mu env show test
You'll see a block at the top that includes "Base URL":
Environment: test Cluster Stack: mu-cluster-test (UPDATE_IN_PROGRESS) VPC Stack: mu-vpc-test (UPDATE_COMPLETE) Bastion Host: 126.96.36.199 Base URL: http://mu-cl-some-long-uuid.us-west-2.elb.amazonaws.com
Append "/wp-admin" to that and load the URL in your browser:
Follow the instructions there to set up a WordPress admin user, initialize the database, etc.
Update your content
Everything in your repo's
html directory will be installed in your
containers. Add files there and they'll end up in

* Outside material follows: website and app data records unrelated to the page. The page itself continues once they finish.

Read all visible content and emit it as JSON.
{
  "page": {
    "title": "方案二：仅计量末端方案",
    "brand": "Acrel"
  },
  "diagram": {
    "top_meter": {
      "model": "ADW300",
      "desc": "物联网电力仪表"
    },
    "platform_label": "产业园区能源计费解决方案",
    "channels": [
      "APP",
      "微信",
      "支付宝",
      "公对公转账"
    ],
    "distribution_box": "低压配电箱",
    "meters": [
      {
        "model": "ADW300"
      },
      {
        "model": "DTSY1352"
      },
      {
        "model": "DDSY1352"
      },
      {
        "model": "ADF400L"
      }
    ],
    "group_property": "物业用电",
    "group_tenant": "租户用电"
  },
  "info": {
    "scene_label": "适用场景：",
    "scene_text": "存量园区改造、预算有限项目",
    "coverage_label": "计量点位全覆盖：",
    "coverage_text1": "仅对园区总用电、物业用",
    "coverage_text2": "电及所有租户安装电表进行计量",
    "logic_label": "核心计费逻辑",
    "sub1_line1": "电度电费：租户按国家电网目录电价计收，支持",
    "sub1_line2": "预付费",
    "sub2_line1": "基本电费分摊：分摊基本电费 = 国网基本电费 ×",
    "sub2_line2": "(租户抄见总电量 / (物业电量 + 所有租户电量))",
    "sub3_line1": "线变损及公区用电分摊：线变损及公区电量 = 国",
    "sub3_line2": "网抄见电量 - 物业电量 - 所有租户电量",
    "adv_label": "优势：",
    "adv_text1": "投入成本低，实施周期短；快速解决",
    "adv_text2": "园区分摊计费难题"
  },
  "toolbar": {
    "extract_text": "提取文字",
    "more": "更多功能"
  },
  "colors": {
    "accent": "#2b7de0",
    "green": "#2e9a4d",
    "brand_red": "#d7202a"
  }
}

right alongside WordPress. Want to install persistent plugins?
Put them in
html/wp-content/plugins. Want to install a theme?
Add it to
This is a really simple proof-of-concept for deploying and managing a WordPress installation through code. Making it robust is more complex, and not within the scope of the basic presentation here.
How can I get my database passwords if mu manages them for me?
You can read them from Amazon's SSM ParameterStore:
aws ssm get-parameters --names mu-database-mu-wordpress-test-DatabaseMasterPassword --with-decryption aws ssm get-parameters --names mu-database-mu-wordpress-prod-DatabaseMasterPassword --with-decryption
If you use different environment names, you can list all the available parameters to find the right names:
aws ssm describe-parameters